A Hamburger Today
Fresh Seafood Galore at Westwego Shrimp Lot Near New Orleans, LA
Wayne Hebert has seen plenty of changes during his 35 years of selling seafood at the Westwego Shrimp Lot, situated just across the Mississippi River from New Orleans. Hebert kept working though Hurricane Katrina and the BP oil spill. "The oil just helps it all slide down," he jokes, but then says sternly, "We got shrimp all during the oil spill, and that's the most testing they've ever done on it." Now the biggest threat is an invasion of giant tiger prawns that are eating local shrimp populations, but Hebert hasn't come across any recently.
The seafood's market location was once a canal that stretched from the Gulf of Mexico to the River. The area became a gravel-filled parking lot after the canal was partially filled, hence the name. "Back then, there was just one line across the front, and we sold outside of trucks," Hebert explains. Whoever arrived earliest in the morning got a spot, which resulted in so much fighting that the property's owner decided to build stalls for rent. Today Hebert tells newer vendors, "Y'all don't know how easy it is now. We've got ice machines and running water."

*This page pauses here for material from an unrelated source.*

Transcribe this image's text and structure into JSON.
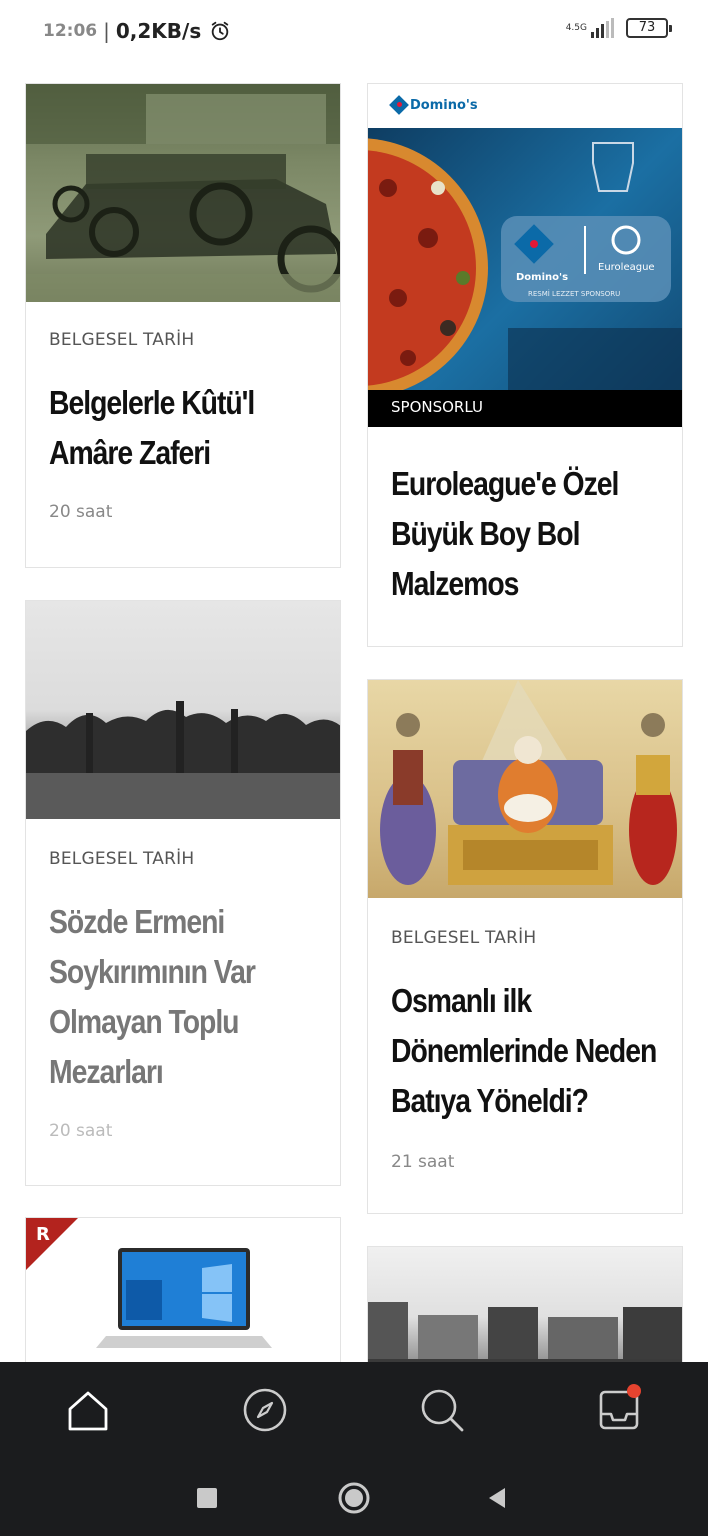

Hebert used to trawl for shrimp but now focuses on selling. "Shrimping?" He says, "That's work. You have to stay out for for days at a time." He buys shrimp from docks south of New Orleans like Venice, Fouchon, and Grand Isle. Hebert sells 500 to 600 pounds of shrimp on a typical weekday and moves as many as 2,000 to 3,000 pounds on a good Saturday or Sunday. The shrimp is separated into piles depending on size and priced accordingly. His neighboring vendors do the same, and prices start around $3.50 per pound for the smaller size, up to about $6.00 per pound for the jumbo shrimp.
Of course, the prices fluctuate with the seasons. Along the Louisiana Gulf Coast, they're in the midst of white shrimp season, which lasts August through December, and then brown shrimp become available May through July. The brown shrimp from the cooler waters supposedly taste sweeter, but Hebert shrugs and says, "it all tastes like shrimp to me."
Although shrimp is the dominant seafood at the market, it's easy to find other items, too. Hebert takes orders for crawfish during the spring. "That's my season—crawfish," he boasts. "I love crawfish." He also sells a selection of fish, including red fish, tilapia, and snapper.
Sacks of oysters are also easy to find at the Shrimp Lot, sometimes priced as low as $25 for a sack of 300. Hebert doesn't sell them because it requires a temperature-controlled cooling unit instead of just ice. Plus, many vendors can't resist shucking the fresh oysters while working all day. "People just eat 'em up," he says.
He also steers clear of crabs. In the summer Louisiana sun they start dying fast, and it's just not worth it to him. When it comes to crabs, Hebert jokes, "I could stay home all day and not make any money instead of work all day and not make any money."
About the author: Meredith Bethune is a writer who of course likes feeling hip and cool at the latest trendy restaurant, but she feels most comfortable tracking down the best tacos, pizza, and barbecue. Follow her on Twitter (@MeredithBethune).